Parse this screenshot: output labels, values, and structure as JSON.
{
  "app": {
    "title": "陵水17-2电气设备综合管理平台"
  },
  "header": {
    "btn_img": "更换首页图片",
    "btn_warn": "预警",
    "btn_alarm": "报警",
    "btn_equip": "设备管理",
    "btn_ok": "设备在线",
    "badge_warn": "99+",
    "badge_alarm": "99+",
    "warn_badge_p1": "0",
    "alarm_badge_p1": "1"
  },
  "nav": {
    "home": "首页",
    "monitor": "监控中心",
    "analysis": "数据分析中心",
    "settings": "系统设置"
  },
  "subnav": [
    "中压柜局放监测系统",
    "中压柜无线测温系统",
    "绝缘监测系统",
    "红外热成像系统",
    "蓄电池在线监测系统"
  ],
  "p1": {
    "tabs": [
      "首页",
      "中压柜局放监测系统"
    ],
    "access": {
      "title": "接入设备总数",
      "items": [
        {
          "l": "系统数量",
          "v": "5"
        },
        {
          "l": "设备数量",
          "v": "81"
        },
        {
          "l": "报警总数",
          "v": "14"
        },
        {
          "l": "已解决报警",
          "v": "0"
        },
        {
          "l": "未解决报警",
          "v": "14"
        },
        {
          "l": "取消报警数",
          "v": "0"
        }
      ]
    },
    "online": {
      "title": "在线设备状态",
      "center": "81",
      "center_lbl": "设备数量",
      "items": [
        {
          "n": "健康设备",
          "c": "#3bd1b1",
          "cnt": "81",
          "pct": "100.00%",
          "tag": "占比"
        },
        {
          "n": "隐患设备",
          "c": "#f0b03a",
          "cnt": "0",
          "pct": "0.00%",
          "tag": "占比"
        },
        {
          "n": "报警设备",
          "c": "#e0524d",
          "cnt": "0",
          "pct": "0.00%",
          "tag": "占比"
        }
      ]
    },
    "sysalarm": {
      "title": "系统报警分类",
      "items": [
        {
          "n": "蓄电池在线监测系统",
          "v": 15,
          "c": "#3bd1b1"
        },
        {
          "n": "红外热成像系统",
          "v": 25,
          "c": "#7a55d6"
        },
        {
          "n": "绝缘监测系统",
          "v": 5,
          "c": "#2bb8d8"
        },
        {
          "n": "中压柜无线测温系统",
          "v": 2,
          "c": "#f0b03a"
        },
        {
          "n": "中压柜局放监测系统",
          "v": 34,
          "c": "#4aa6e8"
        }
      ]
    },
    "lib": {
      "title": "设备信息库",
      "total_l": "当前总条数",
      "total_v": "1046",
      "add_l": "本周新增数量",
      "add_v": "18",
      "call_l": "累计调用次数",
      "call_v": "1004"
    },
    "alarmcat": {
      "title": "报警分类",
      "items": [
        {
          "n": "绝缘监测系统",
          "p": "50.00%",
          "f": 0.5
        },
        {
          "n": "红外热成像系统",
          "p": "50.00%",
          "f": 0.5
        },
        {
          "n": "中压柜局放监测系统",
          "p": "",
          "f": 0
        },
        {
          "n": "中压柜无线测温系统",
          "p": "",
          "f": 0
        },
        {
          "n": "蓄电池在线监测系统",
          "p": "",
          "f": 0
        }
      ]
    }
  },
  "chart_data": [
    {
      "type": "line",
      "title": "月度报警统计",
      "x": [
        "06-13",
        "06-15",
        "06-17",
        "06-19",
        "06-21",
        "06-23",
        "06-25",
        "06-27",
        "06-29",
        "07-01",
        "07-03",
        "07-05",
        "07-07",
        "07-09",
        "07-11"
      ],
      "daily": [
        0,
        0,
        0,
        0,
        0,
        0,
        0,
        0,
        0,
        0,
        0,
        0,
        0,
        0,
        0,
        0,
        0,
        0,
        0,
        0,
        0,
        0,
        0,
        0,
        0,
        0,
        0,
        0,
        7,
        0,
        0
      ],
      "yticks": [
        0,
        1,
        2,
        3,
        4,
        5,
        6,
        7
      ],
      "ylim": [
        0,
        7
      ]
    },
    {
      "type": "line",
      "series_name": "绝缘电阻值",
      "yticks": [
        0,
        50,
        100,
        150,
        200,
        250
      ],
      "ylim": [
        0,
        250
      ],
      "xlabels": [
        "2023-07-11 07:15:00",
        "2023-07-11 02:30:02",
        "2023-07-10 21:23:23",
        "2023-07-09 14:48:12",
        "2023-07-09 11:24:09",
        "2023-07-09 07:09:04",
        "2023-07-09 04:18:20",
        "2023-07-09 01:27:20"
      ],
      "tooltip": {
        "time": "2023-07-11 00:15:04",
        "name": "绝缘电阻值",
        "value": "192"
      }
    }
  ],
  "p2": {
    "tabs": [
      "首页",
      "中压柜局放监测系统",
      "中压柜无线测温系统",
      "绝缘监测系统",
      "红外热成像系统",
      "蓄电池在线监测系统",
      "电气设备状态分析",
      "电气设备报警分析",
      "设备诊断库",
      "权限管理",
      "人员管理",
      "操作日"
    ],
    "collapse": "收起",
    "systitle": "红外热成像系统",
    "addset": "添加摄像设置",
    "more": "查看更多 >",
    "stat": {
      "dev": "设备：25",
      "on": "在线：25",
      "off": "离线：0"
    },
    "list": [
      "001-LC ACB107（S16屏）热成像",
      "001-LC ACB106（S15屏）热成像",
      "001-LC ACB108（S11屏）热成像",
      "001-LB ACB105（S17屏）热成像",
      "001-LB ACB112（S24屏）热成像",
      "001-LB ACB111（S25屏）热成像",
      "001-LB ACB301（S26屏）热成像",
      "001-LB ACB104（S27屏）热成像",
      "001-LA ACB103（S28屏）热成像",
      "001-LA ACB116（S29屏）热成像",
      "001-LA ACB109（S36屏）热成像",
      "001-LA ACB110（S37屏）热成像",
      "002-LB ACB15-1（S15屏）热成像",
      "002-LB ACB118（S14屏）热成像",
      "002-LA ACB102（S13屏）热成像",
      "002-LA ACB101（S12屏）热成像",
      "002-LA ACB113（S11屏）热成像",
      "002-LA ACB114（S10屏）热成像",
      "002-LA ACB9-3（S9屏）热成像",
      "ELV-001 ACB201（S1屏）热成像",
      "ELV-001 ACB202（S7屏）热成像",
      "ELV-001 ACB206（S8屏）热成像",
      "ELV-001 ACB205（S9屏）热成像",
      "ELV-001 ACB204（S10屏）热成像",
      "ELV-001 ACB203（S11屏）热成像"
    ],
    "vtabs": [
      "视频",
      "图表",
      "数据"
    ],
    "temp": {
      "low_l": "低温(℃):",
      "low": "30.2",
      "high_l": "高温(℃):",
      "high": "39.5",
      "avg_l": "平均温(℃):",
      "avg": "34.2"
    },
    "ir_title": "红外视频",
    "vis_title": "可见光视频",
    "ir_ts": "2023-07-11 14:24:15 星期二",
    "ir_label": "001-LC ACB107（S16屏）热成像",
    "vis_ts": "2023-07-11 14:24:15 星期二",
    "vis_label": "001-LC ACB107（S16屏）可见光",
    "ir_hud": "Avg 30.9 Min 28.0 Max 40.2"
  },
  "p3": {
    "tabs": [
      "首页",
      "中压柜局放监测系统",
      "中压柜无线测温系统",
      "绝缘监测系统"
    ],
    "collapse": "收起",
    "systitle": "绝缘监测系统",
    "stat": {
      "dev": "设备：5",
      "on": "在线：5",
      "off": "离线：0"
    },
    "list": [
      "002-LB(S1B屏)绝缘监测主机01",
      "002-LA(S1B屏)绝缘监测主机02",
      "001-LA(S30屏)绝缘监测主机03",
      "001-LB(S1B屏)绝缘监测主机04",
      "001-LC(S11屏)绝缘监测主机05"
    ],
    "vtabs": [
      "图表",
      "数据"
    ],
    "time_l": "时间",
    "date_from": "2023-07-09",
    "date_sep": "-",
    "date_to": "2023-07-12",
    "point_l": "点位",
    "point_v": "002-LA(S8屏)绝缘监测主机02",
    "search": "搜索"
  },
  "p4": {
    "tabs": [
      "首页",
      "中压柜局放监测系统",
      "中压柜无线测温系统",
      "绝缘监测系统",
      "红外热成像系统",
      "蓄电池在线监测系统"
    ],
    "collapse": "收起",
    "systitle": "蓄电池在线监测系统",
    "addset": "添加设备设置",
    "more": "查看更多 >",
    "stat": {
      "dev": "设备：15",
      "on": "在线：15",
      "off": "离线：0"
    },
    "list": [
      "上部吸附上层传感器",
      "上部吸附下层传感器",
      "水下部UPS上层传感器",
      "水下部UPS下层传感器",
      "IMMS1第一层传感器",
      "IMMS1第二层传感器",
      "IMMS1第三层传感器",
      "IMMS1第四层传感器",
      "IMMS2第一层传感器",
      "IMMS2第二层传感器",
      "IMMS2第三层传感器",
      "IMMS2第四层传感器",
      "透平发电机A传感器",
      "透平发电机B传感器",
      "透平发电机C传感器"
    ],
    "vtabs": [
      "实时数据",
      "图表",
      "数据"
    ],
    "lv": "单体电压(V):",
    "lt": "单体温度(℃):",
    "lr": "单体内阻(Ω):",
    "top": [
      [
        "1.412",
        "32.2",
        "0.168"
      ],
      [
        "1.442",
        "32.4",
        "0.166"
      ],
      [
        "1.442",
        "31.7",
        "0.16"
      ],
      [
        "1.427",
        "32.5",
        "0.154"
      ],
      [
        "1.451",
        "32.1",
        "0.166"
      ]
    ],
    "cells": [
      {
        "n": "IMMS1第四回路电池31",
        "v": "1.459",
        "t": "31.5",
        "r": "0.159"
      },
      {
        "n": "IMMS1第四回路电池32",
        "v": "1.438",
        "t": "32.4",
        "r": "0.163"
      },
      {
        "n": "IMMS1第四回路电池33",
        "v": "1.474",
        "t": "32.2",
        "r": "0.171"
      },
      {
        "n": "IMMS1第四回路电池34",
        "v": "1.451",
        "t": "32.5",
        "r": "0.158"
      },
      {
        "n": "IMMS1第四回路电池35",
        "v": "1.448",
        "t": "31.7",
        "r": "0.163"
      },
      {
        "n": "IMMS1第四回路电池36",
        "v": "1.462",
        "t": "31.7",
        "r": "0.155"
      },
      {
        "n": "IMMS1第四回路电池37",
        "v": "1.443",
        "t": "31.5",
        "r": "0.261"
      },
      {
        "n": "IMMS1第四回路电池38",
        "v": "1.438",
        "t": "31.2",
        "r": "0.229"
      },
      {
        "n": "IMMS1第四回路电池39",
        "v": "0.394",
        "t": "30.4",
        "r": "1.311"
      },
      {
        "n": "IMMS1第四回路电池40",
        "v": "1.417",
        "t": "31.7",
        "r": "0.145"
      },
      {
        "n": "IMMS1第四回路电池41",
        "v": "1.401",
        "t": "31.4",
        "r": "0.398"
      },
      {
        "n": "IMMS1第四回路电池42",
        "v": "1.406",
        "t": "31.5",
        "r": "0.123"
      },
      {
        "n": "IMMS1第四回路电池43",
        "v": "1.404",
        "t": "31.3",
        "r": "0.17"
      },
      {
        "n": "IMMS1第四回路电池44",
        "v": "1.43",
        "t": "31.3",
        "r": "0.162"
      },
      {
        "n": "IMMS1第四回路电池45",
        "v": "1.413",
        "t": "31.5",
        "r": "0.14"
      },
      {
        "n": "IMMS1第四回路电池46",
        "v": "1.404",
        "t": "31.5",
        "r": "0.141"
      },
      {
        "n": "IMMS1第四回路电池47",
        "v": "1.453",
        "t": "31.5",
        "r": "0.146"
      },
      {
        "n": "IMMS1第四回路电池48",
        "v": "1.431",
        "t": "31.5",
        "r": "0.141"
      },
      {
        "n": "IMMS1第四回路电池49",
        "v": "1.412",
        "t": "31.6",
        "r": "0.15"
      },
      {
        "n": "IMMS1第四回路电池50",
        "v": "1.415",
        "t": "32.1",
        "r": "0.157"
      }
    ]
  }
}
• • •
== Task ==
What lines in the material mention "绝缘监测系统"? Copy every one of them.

== Written solution ==
    "绝缘监测系统",
          "n": "绝缘监测系统",
          "n": "绝缘监测系统",
      "绝缘监测系统",
      "绝缘监测系统"
    "systitle": "绝缘监测系统",
      "绝缘监测系统",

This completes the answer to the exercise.